Plas Tan y Bwlch

Plas Tan y Bwlch Gardens

Plas Tan y Bwlch

Garden Restoration

During the winter of 2013 - 2014 north west Wales was battered by a succession of terrible storms culminating in the 'St Valentine's Day Storm' which subjected Plas Tan y Bwlch to wind speeds in excess of 100mph on the 13th and 14th of February 2014.

As a result, many of the original trees planted during the 19th and early 20th centuries were destroyed. Many more plants, including shrubs and members of Plas Tan y Bwlch’s important rhododendron collection, were destroyed by the larger trees crushing them as they fell.

The formal and woodland garden extends to around 13-acres (5-hectares) and much of what was planted was done so by Plas Head Gardener, John Roberts in the 1880s for the owner at the time, William Edward Oakeley.

Some of the devastation caused by the Valentines Day Storm

Some of the devastation caused by the Valentines Day Storm (© SNPA)

Our Head Gardener, Chris Marshall standing by a tree root

Our Head Gardener, Chris Marshall standing by a tree root (© SNPA)

Although a dreadful experience at the time, it now provides the Snowdonia National Park Authority with an opportunity to replant and regenerate the garden in a way that will ensure its survival into the next century and beyond.
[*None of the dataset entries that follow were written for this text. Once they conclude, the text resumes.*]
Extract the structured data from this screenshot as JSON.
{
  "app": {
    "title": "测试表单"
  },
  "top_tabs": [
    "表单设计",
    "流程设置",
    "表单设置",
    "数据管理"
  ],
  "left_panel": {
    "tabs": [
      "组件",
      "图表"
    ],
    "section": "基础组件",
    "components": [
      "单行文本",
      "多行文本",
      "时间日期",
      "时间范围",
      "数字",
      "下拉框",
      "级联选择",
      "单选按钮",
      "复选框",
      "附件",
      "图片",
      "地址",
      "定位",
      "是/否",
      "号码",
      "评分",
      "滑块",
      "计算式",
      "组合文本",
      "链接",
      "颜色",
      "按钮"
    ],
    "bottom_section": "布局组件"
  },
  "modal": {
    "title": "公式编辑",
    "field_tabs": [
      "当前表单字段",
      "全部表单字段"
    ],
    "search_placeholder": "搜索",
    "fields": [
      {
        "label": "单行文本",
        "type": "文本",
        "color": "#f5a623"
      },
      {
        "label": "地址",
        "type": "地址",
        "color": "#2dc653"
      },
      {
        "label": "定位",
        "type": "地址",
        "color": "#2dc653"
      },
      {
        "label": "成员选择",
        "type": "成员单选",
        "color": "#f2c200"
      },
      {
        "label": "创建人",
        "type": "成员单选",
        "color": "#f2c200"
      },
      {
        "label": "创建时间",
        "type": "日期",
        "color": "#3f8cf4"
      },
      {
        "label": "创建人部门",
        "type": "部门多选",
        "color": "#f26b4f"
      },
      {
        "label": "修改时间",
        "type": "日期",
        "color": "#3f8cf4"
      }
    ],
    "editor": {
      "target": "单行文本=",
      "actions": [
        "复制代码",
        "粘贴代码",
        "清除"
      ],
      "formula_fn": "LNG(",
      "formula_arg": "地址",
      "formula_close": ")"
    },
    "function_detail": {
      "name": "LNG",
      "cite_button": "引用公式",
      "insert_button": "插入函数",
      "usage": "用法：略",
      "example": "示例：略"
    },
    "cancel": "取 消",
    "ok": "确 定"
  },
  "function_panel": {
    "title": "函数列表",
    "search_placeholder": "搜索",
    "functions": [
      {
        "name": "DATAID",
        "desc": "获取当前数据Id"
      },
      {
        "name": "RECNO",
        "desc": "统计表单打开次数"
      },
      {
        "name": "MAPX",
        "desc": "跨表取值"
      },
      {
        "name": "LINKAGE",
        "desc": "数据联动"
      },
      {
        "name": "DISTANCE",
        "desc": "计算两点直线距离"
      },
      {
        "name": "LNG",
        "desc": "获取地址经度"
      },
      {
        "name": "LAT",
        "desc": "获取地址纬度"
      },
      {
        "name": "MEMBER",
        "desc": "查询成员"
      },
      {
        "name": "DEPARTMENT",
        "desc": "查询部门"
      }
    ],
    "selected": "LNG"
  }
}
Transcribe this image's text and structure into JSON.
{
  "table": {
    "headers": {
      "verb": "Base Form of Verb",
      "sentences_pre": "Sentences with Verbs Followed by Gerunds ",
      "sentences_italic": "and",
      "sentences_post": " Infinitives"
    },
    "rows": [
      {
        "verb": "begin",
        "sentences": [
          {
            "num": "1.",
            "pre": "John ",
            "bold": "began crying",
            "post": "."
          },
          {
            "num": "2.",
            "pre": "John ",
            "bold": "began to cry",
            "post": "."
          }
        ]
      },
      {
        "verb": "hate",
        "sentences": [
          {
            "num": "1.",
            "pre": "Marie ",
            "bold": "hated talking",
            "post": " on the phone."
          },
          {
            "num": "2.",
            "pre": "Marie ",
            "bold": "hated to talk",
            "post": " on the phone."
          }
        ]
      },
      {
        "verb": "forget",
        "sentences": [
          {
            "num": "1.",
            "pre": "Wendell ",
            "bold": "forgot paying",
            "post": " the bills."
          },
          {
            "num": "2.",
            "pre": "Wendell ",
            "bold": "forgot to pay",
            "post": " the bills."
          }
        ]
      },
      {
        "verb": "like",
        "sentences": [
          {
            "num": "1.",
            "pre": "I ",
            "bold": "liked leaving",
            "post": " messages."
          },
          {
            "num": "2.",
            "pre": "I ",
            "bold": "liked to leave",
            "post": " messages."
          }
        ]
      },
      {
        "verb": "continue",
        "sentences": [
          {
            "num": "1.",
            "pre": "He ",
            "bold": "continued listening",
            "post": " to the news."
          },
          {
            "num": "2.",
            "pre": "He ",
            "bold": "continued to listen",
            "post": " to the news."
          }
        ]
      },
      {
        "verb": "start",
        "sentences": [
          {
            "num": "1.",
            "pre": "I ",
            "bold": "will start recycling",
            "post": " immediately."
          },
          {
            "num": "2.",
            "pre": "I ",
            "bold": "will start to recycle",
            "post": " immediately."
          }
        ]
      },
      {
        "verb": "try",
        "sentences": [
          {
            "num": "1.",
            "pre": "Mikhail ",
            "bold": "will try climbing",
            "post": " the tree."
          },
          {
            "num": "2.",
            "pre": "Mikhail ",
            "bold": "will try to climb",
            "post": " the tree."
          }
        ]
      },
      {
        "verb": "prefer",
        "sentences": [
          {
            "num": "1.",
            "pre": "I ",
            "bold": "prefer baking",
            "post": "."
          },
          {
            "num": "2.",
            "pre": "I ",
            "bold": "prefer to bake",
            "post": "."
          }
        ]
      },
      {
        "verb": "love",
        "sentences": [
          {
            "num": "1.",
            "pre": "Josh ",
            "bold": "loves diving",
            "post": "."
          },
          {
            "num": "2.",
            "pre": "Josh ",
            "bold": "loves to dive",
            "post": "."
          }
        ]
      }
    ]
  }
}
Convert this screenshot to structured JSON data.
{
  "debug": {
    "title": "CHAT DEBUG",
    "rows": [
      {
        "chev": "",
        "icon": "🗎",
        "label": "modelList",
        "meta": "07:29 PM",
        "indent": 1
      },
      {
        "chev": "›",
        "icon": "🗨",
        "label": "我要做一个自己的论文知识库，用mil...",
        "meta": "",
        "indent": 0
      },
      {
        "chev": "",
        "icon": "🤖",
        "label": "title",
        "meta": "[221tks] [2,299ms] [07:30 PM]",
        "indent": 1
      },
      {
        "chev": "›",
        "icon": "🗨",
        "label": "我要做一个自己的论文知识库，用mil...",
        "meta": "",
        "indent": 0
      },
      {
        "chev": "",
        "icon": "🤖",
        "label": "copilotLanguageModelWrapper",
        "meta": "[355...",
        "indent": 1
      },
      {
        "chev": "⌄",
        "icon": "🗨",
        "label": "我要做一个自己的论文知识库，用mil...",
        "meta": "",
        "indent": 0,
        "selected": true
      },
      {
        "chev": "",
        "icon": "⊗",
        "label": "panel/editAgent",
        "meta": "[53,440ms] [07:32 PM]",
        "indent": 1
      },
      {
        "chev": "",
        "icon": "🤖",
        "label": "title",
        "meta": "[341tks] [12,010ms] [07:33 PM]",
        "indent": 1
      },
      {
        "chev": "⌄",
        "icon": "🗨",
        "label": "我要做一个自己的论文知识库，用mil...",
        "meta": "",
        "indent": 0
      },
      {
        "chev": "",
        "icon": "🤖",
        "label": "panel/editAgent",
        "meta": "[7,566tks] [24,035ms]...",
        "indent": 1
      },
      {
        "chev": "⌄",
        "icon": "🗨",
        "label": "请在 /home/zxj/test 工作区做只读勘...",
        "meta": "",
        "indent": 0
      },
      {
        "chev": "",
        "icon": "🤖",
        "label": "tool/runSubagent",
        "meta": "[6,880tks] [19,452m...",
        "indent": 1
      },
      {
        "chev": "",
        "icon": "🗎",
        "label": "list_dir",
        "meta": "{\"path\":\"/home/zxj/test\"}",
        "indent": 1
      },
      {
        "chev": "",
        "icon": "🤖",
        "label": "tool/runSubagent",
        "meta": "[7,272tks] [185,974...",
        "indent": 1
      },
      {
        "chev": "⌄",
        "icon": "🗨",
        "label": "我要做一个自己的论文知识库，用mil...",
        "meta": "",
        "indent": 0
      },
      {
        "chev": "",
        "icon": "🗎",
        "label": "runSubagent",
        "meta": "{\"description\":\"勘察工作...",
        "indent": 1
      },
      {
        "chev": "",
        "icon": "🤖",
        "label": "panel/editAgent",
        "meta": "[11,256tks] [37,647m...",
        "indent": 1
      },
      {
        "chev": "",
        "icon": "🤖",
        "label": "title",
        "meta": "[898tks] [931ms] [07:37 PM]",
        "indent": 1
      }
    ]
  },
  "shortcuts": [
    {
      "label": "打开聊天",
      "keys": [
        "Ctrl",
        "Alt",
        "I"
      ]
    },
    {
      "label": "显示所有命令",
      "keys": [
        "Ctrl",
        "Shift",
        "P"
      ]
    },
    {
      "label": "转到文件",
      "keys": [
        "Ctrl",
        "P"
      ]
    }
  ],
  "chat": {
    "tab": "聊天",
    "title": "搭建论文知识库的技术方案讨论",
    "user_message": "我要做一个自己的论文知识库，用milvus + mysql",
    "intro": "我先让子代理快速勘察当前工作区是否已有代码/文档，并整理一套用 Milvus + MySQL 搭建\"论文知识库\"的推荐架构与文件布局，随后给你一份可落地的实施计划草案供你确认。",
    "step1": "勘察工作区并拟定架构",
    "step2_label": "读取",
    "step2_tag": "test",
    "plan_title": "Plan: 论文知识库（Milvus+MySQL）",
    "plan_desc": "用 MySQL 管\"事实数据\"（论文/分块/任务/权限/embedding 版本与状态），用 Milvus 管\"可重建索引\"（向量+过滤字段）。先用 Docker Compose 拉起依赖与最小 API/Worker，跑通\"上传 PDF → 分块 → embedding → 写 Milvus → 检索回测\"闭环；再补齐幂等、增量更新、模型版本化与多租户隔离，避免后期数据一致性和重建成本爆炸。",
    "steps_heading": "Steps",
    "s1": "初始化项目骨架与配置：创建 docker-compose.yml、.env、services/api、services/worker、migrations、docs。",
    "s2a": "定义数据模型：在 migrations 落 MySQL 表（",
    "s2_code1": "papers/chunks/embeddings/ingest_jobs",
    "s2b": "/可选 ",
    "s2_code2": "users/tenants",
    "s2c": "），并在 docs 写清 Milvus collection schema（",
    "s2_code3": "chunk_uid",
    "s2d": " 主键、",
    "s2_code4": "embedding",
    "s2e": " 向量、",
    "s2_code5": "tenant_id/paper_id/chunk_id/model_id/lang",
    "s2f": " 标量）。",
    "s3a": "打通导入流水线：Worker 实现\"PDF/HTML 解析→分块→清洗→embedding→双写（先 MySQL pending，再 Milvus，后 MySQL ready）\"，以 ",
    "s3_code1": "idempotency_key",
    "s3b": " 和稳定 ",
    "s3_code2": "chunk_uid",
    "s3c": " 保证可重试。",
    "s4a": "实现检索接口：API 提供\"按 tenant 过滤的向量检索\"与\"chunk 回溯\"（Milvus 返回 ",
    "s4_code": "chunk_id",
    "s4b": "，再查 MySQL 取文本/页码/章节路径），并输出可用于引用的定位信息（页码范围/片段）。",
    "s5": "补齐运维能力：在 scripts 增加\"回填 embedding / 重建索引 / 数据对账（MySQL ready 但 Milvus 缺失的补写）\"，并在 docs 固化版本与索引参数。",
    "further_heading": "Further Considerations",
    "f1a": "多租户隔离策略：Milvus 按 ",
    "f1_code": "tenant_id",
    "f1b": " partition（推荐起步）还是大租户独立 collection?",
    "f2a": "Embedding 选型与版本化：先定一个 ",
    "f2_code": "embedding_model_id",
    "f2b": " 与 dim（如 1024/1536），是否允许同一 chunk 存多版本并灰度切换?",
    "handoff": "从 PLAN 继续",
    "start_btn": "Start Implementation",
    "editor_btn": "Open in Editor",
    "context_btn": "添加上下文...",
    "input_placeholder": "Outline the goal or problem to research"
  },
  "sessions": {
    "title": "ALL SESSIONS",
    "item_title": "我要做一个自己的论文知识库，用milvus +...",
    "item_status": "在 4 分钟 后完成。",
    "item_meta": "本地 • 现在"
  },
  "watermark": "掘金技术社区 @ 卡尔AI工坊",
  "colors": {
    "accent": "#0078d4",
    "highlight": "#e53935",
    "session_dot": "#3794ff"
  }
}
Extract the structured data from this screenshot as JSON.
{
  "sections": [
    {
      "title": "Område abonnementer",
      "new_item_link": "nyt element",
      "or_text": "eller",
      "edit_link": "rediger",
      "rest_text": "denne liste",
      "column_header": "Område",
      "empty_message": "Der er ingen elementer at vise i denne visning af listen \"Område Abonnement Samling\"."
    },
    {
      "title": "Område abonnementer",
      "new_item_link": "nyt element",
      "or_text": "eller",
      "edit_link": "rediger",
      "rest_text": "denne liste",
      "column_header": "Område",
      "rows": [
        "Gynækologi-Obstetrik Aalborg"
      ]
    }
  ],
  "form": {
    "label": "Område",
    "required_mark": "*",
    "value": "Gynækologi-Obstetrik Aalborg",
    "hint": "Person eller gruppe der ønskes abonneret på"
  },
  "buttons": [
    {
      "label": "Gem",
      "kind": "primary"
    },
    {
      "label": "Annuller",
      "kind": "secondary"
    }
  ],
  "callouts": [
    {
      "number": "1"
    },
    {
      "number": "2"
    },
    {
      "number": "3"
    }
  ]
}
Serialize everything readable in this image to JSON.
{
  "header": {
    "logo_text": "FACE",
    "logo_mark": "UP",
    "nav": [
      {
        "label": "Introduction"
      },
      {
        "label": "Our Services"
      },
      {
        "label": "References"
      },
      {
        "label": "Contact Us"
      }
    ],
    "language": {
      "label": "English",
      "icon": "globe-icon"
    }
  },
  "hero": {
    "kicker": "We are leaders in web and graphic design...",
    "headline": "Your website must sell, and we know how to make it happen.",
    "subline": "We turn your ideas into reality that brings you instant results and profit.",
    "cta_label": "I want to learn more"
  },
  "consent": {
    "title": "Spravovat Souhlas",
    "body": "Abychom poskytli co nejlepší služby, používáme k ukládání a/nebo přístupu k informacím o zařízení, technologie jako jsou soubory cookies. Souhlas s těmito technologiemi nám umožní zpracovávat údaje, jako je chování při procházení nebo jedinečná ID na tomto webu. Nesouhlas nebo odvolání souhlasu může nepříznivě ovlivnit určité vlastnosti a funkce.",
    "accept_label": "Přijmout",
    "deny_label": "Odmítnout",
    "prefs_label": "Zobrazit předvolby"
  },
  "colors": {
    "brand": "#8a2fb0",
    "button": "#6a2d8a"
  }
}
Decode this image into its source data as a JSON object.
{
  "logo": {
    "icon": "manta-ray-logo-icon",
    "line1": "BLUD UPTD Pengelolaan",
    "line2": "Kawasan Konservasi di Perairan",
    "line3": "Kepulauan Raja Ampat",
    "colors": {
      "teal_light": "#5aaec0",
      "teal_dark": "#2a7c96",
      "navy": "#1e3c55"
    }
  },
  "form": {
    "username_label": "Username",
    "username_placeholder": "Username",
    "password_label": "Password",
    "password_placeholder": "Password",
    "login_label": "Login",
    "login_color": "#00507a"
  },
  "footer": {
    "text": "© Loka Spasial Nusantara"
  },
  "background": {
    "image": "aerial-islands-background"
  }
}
Recommendations are made to replace the destroyed plants on a ‘like for like’ basis, but of course given that the original collection was planted over 100 years ago during the Victorian era, some of the original plant cultivars are no longer available and therefore suitable substitutes have been recommended.

Our staff have been extremely busy, but we have also had a helping hand from others like the Snowdonia Society who have been extremely proactive in helping us achieve our goal of regenerating the gardens.

Seed pods of the Magnolia Campbelli before planting

Seed pods of the Magnolia Campbelli before planting (© SNPA)

Snowdonia Society Volunteers busy in our gardens

Snowdonia Society Volunteers busy in our gardens (© SNPA)

The garden created by the Oakeley family was a garden for all seasons. It included spring flowering plants such as rhododendrons and camellias, summer flowering hydrangeas and eucryphias, autumn leaf-colouring trees such as Japanese maples and oaks and winter shrubs such as Christmas box and witch hazel.

Given the Snowdonia National Park Authority’s objective to encourage visitors to Plas Tan y Bwlch throughout the year, it is important that any re-planting programme includes a carefully selected collection of these plants.

For more information and pictures of the garden restoration, follow our 'Garden Restoration' blog.